Material to process START

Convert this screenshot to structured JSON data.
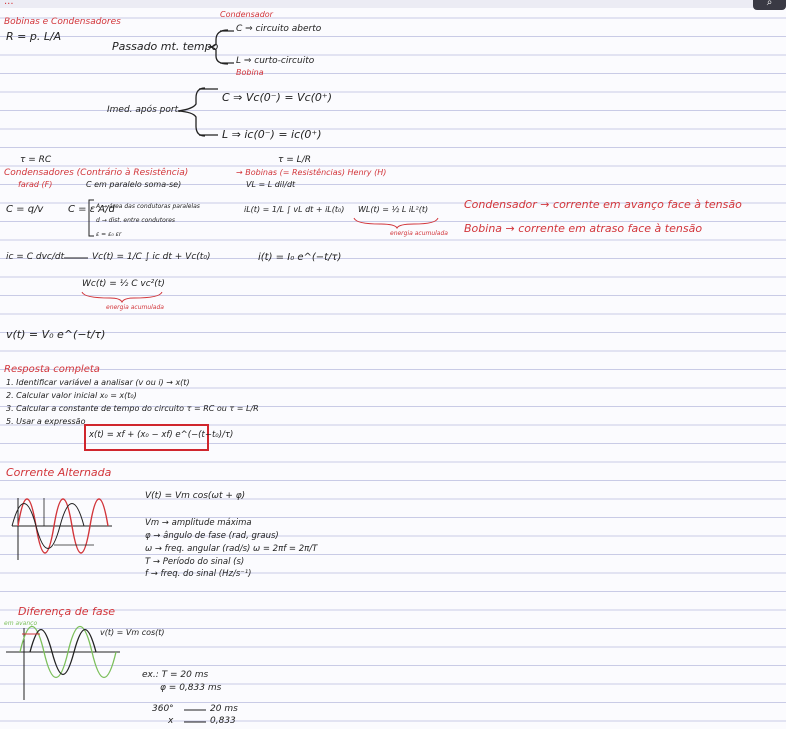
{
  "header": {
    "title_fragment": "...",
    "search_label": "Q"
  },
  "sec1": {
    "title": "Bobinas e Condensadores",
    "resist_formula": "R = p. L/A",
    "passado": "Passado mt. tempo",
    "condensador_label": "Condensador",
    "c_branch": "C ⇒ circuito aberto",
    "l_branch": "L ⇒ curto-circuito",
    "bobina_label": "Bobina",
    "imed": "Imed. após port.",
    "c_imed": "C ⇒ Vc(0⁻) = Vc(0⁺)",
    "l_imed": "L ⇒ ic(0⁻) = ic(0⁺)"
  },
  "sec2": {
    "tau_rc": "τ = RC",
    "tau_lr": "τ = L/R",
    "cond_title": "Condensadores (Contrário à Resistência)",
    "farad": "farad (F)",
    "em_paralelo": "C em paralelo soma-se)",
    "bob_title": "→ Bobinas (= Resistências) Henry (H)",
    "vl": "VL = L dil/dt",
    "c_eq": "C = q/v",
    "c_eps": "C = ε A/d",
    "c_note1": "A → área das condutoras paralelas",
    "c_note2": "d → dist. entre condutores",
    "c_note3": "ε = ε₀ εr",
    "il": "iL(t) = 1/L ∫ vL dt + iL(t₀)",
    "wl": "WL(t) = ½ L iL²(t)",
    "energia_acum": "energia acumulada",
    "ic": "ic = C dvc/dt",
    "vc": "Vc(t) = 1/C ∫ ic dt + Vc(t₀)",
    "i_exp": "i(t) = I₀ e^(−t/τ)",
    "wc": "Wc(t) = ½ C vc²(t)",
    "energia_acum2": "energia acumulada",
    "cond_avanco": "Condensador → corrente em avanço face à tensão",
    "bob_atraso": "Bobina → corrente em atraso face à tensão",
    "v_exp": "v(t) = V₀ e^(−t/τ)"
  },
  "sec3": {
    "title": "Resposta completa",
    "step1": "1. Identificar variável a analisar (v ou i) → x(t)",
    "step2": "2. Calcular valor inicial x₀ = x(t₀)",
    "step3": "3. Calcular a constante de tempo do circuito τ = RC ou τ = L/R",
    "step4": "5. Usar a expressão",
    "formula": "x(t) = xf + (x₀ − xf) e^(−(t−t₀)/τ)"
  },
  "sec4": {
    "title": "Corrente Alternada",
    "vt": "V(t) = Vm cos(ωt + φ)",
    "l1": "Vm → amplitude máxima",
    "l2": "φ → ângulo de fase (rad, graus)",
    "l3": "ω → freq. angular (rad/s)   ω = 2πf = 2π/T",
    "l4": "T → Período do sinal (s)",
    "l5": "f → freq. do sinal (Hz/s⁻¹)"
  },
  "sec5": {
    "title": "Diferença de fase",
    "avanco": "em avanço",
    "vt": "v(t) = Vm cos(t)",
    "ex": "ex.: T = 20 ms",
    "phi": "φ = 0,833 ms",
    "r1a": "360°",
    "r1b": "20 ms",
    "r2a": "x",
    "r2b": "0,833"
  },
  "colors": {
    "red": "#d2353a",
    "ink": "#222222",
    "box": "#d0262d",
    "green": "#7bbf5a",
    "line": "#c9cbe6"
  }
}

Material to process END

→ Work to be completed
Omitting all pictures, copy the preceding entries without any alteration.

→ Answer to this problem
Convert this screenshot to structured JSON data.
{
  "header": {
    "title_fragment": "...",
    "search_label": "Q"
  },
  "sec1": {
    "title": "Bobinas e Condensadores",
    "resist_formula": "R = p. L/A",
    "passado": "Passado mt. tempo",
    "condensador_label": "Condensador",
    "c_branch": "C ⇒ circuito aberto",
    "l_branch": "L ⇒ curto-circuito",
    "bobina_label": "Bobina",
    "imed": "Imed. após port.",
    "c_imed": "C ⇒ Vc(0⁻) = Vc(0⁺)",
    "l_imed": "L ⇒ ic(0⁻) = ic(0⁺)"
  },
  "sec2": {
    "tau_rc": "τ = RC",
    "tau_lr": "τ = L/R",
    "cond_title": "Condensadores (Contrário à Resistência)",
    "farad": "farad (F)",
    "em_paralelo": "C em paralelo soma-se)",
    "bob_title": "→ Bobinas (= Resistências) Henry (H)",
    "vl": "VL = L dil/dt",
    "c_eq": "C = q/v",
    "c_eps": "C = ε A/d",
    "c_note1": "A → área das condutoras paralelas",
    "c_note2": "d → dist. entre condutores",
    "c_note3": "ε = ε₀ εr",
    "il": "iL(t) = 1/L ∫ vL dt + iL(t₀)",
    "wl": "WL(t) = ½ L iL²(t)",
    "energia_acum": "energia acumulada",
    "ic": "ic = C dvc/dt",
    "vc": "Vc(t) = 1/C ∫ ic dt + Vc(t₀)",
    "i_exp": "i(t) = I₀ e^(−t/τ)",
    "wc": "Wc(t) = ½ C vc²(t)",
    "energia_acum2": "energia acumulada",
    "cond_avanco": "Condensador → corrente em avanço face à tensão",
    "bob_atraso": "Bobina → corrente em atraso face à tensão",
    "v_exp": "v(t) = V₀ e^(−t/τ)"
  },
  "sec3": {
    "title": "Resposta completa",
    "step1": "1. Identificar variável a analisar (v ou i) → x(t)",
    "step2": "2. Calcular valor inicial x₀ = x(t₀)",
    "step3": "3. Calcular a constante de tempo do circuito τ = RC ou τ = L/R",
    "step4": "5. Usar a expressão",
    "formula": "x(t) = xf + (x₀ − xf) e^(−(t−t₀)/τ)"
  },
  "sec4": {
    "title": "Corrente Alternada",
    "vt": "V(t) = Vm cos(ωt + φ)",
    "l1": "Vm → amplitude máxima",
    "l2": "φ → ângulo de fase (rad, graus)",
    "l3": "ω → freq. angular (rad/s)   ω = 2πf = 2π/T",
    "l4": "T → Período do sinal (s)",
    "l5": "f → freq. do sinal (Hz/s⁻¹)"
  },
  "sec5": {
    "title": "Diferença de fase",
    "avanco": "em avanço",
    "vt": "v(t) = Vm cos(t)",
    "ex": "ex.: T = 20 ms",
    "phi": "φ = 0,833 ms",
    "r1a": "360°",
    "r1b": "20 ms",
    "r2a": "x",
    "r2b": "0,833"
  },
  "colors": {
    "red": "#d2353a",
    "ink": "#222222",
    "box": "#d0262d",
    "green": "#7bbf5a",
    "line": "#c9cbe6"
  }
}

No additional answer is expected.